Good Cop, Bad Cop at the UN

Resolution 1441 is more an alternative “legal” road to war rather than an alternative to war itself. Extrapolating from Saddam Hussein’s previous behavior, the Security Council resolution will lead to war as surely as a position of unilateral U.S. belligerence. The Iraqi ruler will need an unprecedented political and psychological makeover to eat the copious and indigestible helpings of humble pie that the UN resolution prescribes being shoveled down his maw.

Even if Hussein were to cooperate in the total way demanded by the resolution, he could be fatally weakened internally by the humiliation of bowing to Washington. Already the near riots outside the prisons after Saddam Hussein’s amnesty offered a whiff of a “Ceaucescu moment”: that critical time when the population senses that a hated regime actually has no clothes.

Washington has certainly won its major point at the Security Council. Regardless of differing opinions heard throughout the rest of the world, Iraq is the first item on the U.S.-shaped global security agenda–even if no other Security Council member would rank it so importantly. Even Tony Blair, the Bush administration’s closest ally over Iraq, has been vainly trying to point out the equal importance of the Israel/Palestine issue, both as a security issue in its own right and in terms of its potential for coalition building. The Pakistan-India nuclear stand-off, for example, poses serious threats to international peace and security.

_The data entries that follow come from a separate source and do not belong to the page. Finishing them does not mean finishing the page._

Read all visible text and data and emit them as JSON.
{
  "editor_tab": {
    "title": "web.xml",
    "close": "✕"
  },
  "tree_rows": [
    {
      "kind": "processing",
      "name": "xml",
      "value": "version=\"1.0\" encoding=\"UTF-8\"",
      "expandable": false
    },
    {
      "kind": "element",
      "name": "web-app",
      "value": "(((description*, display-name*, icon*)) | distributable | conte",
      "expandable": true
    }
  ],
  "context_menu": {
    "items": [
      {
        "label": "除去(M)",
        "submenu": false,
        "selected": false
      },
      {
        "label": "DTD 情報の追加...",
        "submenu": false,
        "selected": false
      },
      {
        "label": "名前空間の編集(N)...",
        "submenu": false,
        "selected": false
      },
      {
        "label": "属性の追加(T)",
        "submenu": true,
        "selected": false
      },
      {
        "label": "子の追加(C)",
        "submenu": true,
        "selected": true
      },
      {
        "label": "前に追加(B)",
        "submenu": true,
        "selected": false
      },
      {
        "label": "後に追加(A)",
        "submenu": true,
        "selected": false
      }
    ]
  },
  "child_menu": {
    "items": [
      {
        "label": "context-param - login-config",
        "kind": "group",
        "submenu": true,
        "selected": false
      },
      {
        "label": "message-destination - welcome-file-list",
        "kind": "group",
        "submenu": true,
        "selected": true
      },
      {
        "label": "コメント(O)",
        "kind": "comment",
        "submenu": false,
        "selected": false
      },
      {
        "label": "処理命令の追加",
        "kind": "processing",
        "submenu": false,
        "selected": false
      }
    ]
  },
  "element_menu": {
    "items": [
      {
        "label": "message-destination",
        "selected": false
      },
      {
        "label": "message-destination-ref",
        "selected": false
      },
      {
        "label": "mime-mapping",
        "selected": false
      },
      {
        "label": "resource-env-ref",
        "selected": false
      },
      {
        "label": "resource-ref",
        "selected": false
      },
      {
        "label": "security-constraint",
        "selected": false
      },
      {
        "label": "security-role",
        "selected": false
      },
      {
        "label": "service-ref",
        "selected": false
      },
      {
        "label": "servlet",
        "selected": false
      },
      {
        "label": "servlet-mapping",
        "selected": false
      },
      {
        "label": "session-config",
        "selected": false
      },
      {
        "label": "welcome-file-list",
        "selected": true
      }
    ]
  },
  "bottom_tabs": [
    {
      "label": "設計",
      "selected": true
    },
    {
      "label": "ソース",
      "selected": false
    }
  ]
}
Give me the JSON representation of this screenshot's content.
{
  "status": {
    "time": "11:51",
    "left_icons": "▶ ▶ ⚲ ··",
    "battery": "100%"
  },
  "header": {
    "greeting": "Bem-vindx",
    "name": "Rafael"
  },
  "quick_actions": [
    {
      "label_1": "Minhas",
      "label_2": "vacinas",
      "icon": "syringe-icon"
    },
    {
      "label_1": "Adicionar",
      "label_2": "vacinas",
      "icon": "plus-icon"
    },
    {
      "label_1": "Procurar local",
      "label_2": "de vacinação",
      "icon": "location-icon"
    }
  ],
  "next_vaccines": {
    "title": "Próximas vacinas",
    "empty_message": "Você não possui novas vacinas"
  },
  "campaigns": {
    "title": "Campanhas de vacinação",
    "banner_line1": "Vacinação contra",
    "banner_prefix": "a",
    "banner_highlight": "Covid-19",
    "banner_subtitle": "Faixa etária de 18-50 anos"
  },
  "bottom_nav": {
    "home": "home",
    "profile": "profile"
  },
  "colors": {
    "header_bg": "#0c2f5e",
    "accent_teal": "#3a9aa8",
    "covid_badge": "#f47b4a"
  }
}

Even in terms of defiance of UN resolutions, Iraq is far from the worst scoff-law.

The final draft of 1441 echoes the sigh of relief that greeted George Bush’s September 12 speech announcing his new-found devotion to the United Nations. The alternative was having the world’s most important nation flout the UN Charter and the major principles of international law established in the wake of the Second World War. It is hardly surprising, then, that so many were prepared to accommodate U.S. whims in the interests of preserving the appearance of the international rule of law.

Negotiators did succeed in grinding down some of the most unacceptably spiky portions of the original draft. In addition to the highly visible French role, the British quietly exhorted a multilateral approach while maintaining their publicly uncritical support for Washington. The fulcrum for the negotiations, however, was not between the Permanent Five in the Council, but rather was found inside what one Irish diplomat engagingly referred to as the “P-1.” The real battle was fought between Secretary of State Colin Powell on one side, and the Cheney, Wolfowitz, and Rumsfeld axis on the other.

In the end, Powell, leveraging the resistance of the French-led coalition in the Security Council, and indeed invoking the support of the British, was able to win in both senses. As a result, the final draft came a long way from its take it or leave it origins. It avoids giving the U.S. the automatic right to attack that the hawks had insisted on. Powell’s internal victory allowed him to deploy diplomatic skills that resulted in a resounding victory for the United States. In contrast, the bluster of the hawks had won over only a bare majority in the council. It is a lesson for Bush, and big boost to the Secretary of State’s position.

Powell’s pragmatic and principled commitment to multilateralism won the day. But this good cop/bad cop routine on the part of the administration is far from being an unalloyed blessing for the world. In effect, the other members of the Security Council have deputized an American lynch mob, giving the Bush administration search warrants and an almost definitive promise of arrest and execution if anything is found. In return, the U.S. has not even renounced its claimed right of unilateral attack.

More positively, Washington has in effect pledged not to exercise its unilateral prerogatives–but only if the UN does the “right thing” and provides multilateral sanction for what the U.S. wants. Similarly, the original American position was that it did not want a second resolution, but by the end, its stand was more that it did not need one. Once the U.S. agreed to a subsequent meeting of the Council that will consider any Iraqi breaches, the way was paved for the French to hastily table a proposal for a new resolution that would authorize military action in the event that Iraq fails to comply–an action that the U.S. is sure to seize with or without such a second resolution.

On a slightly more optimistic note, the long resistance and diplomatic campaign of attrition in the Security Council should send a warning to Washington–and constitute a rallying point for the rest of the world–that the United States will not always have everything its own way. After all, even a superpower needs allies to conduct operations far from home. That’s small comfort for Saddam Hussein, but in the end the resolution does give us some small hope for a more multilateral future.